It’s about 4,000 years ago, and you are the ruler of a prosperous little Bronze Age kingdom at the end of the world. To celebrate your success, you commission a map of your bountiful domain: a stone slab 2.2 by 1.53 meters (6.5 by 5 feet), representing an area of 30 by 21 kilometers (19 by 13 miles). But all good things come to an end. You, or one of your successors, is buried with the slab—broken to indicate the overthrow of your dynasty.
You have the last laugh, though. Your name and that of your little empire have been forgotten, but that slab is now recognized as Europe’s oldest map that can be matched to a territory—even if it took the supposedly clever scientists of the distant future more than a century to figure that out.
In a nutshell, that is the story of the Saint-Bélec slab. In 1900, local archaeologist Paul du Châtellier retrieved it from a prehistoric burial mound in Finistère, the French department on the western edge of Brittany. (Its name means “end of the world.”)
After unceremoniously gluing the pieces of the broken stone back together with concrete, Du Châtellier faithfully reproduced the markings on its surface for a report, in which he noted: “Some see a human form, others an animal one. Let’s not let our imagination get the better of us and let us wait for a Champollion [the Egyptologist who in 1822 deciphered the hieroglyphics, Ed.] to tell us what it says.”
Du Châtellier had the stone, weighing more than a ton, moved to his ancestral home, Château de Kernuz, where he maintained a private museum. The slab was placed in a niche near the moat of the castle. After the amateur prehistorian’s death in 1911, his artifacts were acquired by France’s National Archeological Museum at Saint-Germain-en-Laye but remained on site.
The stone languished in obscurity for decades. In 1994, researchers revisiting Du Châtellier’s original drawing found that the intricate markings on the stone looked a lot like a map. The stone itself, however, had gone missing. It was “rediscovered” in the castle cellar only in 2014.
From 2017 to earlier this year, researchers from INRAP (France’s National Institute for Preventive Archaeological Research) and other institutions carried out extensive research on the slab. Their conclusion was published in March 2021 in the Bulletin de la Société préhistorique française.

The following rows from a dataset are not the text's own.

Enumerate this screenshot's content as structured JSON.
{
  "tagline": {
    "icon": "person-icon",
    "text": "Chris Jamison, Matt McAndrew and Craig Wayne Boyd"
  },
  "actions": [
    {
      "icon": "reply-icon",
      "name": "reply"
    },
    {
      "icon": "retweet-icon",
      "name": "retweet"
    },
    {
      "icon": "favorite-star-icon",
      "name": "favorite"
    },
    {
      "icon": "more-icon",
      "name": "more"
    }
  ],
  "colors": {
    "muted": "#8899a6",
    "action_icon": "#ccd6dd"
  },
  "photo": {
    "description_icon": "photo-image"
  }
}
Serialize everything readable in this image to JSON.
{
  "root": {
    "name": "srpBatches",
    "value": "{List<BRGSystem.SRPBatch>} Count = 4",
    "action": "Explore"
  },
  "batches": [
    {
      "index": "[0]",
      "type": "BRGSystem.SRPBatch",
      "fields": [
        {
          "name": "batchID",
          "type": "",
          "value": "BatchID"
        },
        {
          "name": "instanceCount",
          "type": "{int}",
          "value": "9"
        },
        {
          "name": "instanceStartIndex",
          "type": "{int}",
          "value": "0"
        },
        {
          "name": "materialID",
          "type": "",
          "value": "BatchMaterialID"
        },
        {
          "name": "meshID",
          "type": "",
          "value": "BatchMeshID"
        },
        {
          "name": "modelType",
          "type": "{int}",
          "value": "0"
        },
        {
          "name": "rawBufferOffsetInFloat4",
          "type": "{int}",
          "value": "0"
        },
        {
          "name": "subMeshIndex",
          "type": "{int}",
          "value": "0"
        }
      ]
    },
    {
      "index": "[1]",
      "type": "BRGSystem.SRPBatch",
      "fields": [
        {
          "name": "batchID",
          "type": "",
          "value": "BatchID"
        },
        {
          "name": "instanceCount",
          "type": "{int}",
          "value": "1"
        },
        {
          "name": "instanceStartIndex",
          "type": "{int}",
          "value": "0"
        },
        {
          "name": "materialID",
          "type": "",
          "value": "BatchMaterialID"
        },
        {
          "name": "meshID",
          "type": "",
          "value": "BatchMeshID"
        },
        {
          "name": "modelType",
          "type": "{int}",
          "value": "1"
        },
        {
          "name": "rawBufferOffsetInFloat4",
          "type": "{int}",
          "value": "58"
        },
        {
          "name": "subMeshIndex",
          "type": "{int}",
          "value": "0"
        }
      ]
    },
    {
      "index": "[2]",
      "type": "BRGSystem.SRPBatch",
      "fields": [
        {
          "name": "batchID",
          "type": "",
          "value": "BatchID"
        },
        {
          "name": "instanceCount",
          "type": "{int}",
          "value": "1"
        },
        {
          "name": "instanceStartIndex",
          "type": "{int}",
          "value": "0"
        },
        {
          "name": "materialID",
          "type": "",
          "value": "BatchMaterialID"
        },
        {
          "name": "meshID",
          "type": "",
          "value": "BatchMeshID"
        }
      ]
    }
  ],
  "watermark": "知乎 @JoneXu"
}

And it is spectacular: This is the earliest known example in Europe of a map for which we can identify the territory it depicts. The slab was engraved in the early Bronze Age (2150–1600 B.C.), which makes it contemporaneous with the Nebra Sky Disk, a map of the cosmos discovered in Germany (but not conclusively identified with any particular constellations).
Another famous prehistoric map, from Bedolina in Valcamonica (northern Italy), is dated later, to the Iron Age. The landscape it depicts has not been identified; possibly it is a purely imagined one.
The Saint-Bélec slab is the first map of its kind and age that has been identified with a particular territory. The researchers found that the markings on the slab corresponded to the landscape of the Odet Valley, oriented east-north-east to west-south-west. Using geolocation technology, the researchers established that the territory represented on the slab bears an 80 percent accurate resemblance to an area around a 29-kilometer (18-mile) stretch of the Odet River.
The map is centered on the present-day municipality of Roudouallec, in the neighboring department of Morbihan, but also includes the location of the burial mound in which it was found, more to the west in Leuhan, as well as the foothills of the Montagnes noires (“Black Mountains”).
The surface of the slab had been worked to represent the terrain’s undulations—also making it Europe’s oldest 3D map. Lines correspond to river tributaries. Various other markings (circles, squares) are thought to represent parcelled fields, settlements, and/or burial mounds and perhaps the ancient road from Tronoën to Trégueux. A circular symbol near the source of the Odet (and those of two other rivers, the Isole and the Stêr Laër) may represent the local ruler’s residence.
The early Bronze Age was the time when the first primitive states emerged in western Europe and along with them a network of commercial, cultural, and diplomatic exchanges. This was an interconnected world, and the sea that surrounds Brittany on three sides was a passageway, not a border. In local Breton graves of that time, objects have been found that originated in southern England and northern Spain.
The study speculates that the map might have been made as an expression of political power. But prestige need not have been the only reason. The map may also have served as a land register, to keep track of who did what where—and how much they owed in tax as a consequence.
Whichever purpose it served, the slab may have been in use for centuries, before it was placed in a grave and broken in situ—perhaps a deliberate act of iconoclasm, to indicate the end of the unnamed Bronze Age kingdom. Perhaps the broken map is even an echo of a wider societal change: the end of the Bronze Age kings altogether. After all, it would not be France without the occasional revolution.
The original article, La carte et le territoire : la dalle gravée du Bronze ancien de Saint-Bélec (Leuhan, Finistère), can be previewed and purchased from the Société Préhistorique Française. For more background, see this interview with researchers Yvan Pailler and Clément Nicolas at INRAP (in French).